Security Dialogue (2013)
  • Peter J. Burgess
  • Costas M. Constantinou, University of Cyprus
Abstract
 The recent uprisings in the Middle East have highlighted – once again and in dramatic fashion – the
confluence of understandings of security, representations of danger and practices of legitimation
that shape our variegated geopolitical landscape. The political landscape of the Middle East is
changing, and with it many of the rote certainties about how things are done or ought to be done in
 and with  the region. Local regimes of power can no longer justify to national constituencies and
international audiences the necessity of autocratic rule, states of emergency and suspension of
rights. ‘The West’ confronts the hypocrisies and moral discounts of its own foreign policy choices,
including how its definition of regional security supported the kinds of regimes, policies and
human rights violations that Western states traditionally define themselves against.
Publication Date
2013
Citation Information
Peter J. Burgess and Costas M. Constantinou. "New Middle East, New Insecurities and the Limits of Liberation Geography" Security Dialogue Vol. 44 Iss. 5-6 (2013)
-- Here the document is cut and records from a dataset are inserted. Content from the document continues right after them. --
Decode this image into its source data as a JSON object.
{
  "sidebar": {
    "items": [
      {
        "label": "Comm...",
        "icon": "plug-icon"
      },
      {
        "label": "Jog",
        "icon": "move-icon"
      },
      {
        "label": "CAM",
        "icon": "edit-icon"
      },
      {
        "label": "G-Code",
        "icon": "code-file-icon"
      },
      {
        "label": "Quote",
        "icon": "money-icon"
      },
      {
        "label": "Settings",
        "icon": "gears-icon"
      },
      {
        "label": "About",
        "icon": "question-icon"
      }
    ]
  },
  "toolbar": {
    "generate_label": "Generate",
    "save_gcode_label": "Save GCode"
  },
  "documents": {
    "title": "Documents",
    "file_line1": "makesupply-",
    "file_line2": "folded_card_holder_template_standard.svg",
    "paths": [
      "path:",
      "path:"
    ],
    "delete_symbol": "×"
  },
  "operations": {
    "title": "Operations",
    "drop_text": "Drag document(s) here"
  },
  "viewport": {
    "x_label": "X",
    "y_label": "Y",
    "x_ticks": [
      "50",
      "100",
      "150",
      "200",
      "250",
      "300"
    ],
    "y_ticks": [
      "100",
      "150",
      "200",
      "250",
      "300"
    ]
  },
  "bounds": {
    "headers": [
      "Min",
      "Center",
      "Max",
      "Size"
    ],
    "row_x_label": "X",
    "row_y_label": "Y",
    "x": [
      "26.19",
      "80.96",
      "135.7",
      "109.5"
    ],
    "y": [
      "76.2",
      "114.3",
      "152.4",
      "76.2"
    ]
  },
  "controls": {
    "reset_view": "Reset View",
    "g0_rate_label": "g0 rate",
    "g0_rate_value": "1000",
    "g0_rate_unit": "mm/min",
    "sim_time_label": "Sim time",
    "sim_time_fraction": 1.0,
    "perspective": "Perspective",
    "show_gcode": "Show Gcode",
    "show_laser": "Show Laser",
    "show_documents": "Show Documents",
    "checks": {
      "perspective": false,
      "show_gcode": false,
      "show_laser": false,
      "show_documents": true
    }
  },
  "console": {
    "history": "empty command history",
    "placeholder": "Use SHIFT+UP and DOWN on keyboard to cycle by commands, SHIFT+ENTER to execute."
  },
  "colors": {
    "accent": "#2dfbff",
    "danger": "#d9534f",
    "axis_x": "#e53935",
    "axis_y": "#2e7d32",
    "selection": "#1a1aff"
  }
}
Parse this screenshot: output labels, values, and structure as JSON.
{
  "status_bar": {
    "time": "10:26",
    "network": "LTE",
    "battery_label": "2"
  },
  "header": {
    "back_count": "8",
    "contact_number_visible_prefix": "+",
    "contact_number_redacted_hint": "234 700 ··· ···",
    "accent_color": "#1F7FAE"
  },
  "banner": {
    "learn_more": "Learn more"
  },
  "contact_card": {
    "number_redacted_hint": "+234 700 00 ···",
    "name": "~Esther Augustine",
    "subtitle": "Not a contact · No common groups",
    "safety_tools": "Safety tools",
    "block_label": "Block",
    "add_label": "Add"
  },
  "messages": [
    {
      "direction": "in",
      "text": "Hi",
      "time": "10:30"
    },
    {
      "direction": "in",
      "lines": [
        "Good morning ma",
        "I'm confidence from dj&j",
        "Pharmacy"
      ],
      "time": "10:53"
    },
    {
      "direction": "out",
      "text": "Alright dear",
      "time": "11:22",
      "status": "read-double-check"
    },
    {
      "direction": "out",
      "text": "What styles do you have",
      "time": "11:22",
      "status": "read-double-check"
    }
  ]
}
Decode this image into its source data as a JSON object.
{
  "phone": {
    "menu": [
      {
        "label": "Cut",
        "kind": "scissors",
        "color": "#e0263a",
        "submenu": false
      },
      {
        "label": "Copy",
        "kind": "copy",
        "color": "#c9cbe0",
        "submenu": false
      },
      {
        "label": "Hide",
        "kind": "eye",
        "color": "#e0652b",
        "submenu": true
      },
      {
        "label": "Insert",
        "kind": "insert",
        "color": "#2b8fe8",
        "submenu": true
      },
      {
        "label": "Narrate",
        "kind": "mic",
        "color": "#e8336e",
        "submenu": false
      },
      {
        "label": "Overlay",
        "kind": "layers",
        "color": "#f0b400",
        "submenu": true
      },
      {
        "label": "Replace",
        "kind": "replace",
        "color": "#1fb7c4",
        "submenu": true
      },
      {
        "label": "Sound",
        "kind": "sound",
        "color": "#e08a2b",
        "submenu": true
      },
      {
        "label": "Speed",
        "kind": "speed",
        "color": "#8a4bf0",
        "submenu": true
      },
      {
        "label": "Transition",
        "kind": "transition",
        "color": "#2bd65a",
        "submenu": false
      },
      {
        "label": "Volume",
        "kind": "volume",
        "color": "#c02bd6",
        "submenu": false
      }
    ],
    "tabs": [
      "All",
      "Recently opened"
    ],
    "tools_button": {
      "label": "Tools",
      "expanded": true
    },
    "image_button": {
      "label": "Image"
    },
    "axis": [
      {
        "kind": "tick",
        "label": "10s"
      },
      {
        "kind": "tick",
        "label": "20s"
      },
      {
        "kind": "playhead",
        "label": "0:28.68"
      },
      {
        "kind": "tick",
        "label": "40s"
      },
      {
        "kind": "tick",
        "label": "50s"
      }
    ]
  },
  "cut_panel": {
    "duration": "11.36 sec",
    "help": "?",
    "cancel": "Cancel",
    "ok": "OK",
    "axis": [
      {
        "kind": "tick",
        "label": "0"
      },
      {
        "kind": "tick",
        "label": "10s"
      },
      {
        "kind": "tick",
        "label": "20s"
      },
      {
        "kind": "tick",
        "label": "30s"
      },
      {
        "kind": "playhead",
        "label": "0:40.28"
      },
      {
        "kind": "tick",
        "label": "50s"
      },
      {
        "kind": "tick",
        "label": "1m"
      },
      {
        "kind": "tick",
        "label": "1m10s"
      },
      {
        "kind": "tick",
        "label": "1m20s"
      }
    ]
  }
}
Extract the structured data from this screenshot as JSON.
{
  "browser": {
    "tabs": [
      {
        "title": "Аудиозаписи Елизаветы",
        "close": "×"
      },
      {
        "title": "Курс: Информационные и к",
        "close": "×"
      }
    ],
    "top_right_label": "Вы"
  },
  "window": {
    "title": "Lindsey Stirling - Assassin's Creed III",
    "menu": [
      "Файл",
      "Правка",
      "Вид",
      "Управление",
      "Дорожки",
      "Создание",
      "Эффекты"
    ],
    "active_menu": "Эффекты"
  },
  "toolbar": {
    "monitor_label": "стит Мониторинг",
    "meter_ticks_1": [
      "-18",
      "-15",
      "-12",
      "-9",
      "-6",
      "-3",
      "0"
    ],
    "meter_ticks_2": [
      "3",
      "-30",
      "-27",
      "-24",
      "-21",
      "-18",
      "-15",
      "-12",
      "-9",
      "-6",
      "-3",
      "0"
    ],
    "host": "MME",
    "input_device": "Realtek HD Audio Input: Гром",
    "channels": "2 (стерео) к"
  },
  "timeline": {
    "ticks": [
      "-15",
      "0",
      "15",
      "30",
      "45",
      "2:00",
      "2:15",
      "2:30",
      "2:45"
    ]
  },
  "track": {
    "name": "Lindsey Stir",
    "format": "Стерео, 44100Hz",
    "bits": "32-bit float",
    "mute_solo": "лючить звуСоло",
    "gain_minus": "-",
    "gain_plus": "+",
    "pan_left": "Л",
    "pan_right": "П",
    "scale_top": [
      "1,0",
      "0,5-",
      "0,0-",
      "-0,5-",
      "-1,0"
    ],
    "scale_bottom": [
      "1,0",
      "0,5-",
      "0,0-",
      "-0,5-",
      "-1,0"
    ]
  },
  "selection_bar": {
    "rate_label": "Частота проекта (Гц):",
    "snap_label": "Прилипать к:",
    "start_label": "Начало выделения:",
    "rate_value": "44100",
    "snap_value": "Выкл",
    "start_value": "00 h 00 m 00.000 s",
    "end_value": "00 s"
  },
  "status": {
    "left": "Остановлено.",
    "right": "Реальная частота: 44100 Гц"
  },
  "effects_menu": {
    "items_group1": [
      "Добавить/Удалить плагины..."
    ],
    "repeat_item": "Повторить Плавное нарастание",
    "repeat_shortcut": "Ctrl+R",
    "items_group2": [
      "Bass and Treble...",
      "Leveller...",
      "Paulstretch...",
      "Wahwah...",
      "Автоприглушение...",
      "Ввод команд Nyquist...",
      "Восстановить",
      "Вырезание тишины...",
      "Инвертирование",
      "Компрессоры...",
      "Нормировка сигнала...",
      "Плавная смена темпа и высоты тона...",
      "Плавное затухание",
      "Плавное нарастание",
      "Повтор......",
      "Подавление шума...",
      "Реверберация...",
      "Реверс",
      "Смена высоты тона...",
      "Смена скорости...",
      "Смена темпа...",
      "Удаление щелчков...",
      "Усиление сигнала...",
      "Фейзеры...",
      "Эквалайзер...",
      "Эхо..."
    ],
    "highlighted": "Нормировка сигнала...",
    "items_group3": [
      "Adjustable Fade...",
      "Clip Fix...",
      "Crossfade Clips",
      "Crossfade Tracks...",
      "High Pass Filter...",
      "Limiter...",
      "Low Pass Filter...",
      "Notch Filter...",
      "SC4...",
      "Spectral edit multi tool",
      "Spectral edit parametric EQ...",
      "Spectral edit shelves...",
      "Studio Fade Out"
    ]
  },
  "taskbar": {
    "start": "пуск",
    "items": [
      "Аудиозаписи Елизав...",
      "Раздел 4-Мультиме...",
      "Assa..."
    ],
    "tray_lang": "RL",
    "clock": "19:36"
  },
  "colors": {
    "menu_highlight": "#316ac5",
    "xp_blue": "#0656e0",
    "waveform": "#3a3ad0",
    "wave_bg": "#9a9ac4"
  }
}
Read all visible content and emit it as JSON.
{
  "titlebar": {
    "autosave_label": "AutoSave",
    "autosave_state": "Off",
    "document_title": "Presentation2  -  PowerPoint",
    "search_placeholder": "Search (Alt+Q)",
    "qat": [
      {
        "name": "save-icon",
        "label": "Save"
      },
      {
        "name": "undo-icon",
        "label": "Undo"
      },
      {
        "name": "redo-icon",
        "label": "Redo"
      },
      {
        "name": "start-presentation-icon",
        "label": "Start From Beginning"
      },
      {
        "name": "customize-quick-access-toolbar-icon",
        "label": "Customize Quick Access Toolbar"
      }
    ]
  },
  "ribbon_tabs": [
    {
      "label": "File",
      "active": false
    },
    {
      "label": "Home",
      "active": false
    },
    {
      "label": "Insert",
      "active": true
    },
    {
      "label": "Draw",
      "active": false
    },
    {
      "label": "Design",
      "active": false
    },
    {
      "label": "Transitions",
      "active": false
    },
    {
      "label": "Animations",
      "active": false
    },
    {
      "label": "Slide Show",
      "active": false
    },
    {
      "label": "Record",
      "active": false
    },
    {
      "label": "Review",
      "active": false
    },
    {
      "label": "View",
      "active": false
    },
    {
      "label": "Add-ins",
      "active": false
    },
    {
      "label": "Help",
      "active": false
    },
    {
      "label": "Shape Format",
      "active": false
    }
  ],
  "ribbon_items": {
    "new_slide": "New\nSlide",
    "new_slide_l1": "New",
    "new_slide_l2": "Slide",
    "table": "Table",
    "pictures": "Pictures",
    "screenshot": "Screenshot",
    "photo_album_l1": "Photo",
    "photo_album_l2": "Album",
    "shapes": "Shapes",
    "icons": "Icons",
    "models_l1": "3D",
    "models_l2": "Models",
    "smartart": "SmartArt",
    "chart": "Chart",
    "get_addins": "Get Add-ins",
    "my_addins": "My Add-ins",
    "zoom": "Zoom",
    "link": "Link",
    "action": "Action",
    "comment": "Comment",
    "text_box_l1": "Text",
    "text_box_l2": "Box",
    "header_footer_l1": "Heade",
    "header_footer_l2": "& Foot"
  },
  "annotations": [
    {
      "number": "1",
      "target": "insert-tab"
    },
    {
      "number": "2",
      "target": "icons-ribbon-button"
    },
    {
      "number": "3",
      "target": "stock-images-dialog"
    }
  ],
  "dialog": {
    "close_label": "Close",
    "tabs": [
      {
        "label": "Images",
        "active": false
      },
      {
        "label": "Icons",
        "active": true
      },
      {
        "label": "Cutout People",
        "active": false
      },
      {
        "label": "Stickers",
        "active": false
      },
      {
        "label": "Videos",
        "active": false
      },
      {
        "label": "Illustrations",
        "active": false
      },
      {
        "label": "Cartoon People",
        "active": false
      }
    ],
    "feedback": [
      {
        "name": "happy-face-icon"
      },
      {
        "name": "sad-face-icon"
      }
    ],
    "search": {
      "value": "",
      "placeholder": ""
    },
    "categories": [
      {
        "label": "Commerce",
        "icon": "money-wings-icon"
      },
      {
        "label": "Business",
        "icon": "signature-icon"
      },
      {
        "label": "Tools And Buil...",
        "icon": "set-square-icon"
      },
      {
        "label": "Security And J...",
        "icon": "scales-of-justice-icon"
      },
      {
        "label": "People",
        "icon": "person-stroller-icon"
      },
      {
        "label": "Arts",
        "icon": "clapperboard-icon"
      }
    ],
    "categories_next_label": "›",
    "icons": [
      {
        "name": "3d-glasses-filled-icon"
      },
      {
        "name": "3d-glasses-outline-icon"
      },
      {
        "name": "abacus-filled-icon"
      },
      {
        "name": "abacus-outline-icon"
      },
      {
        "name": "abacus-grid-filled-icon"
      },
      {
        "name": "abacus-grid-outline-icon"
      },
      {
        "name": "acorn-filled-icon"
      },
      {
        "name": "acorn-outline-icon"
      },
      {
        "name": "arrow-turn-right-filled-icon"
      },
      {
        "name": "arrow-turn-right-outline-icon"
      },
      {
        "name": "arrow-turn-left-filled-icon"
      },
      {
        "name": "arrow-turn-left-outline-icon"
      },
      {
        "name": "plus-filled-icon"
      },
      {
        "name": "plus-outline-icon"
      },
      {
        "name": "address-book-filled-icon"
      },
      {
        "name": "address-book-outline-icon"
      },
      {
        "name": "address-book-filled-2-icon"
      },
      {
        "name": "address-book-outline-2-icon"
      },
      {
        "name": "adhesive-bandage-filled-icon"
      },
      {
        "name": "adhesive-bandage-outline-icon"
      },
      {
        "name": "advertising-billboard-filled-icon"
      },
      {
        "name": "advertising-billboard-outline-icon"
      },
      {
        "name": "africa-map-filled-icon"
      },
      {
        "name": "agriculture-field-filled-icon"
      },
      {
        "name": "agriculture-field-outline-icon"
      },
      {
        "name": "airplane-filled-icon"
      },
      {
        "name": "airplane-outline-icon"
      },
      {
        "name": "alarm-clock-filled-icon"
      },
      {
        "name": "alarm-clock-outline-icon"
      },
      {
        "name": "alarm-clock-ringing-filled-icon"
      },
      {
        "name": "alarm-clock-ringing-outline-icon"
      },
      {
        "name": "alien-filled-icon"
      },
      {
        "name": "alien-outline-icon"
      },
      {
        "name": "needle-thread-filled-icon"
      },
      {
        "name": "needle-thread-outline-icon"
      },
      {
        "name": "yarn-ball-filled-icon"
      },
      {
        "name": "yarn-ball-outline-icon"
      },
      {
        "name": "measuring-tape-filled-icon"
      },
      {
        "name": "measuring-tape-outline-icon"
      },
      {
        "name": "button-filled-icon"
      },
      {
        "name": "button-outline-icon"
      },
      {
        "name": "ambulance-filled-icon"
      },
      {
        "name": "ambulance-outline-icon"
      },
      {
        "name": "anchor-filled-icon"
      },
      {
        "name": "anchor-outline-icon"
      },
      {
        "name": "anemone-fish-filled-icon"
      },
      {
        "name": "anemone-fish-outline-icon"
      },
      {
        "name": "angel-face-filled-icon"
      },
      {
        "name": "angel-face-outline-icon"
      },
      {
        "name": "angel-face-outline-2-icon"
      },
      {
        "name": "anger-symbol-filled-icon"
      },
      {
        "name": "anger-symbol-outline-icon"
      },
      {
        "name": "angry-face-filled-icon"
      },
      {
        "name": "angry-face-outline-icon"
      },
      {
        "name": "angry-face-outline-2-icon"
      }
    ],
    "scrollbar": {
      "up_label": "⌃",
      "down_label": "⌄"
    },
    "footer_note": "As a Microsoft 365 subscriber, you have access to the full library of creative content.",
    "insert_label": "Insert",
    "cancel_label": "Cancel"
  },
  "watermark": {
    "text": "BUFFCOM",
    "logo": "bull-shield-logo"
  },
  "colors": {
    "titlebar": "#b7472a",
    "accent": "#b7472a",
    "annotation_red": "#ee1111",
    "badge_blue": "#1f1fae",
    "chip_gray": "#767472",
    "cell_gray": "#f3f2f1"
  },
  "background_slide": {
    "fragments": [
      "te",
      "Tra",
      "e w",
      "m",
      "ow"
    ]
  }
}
Available at: http://works.bepress.com/costas_constantinou/44/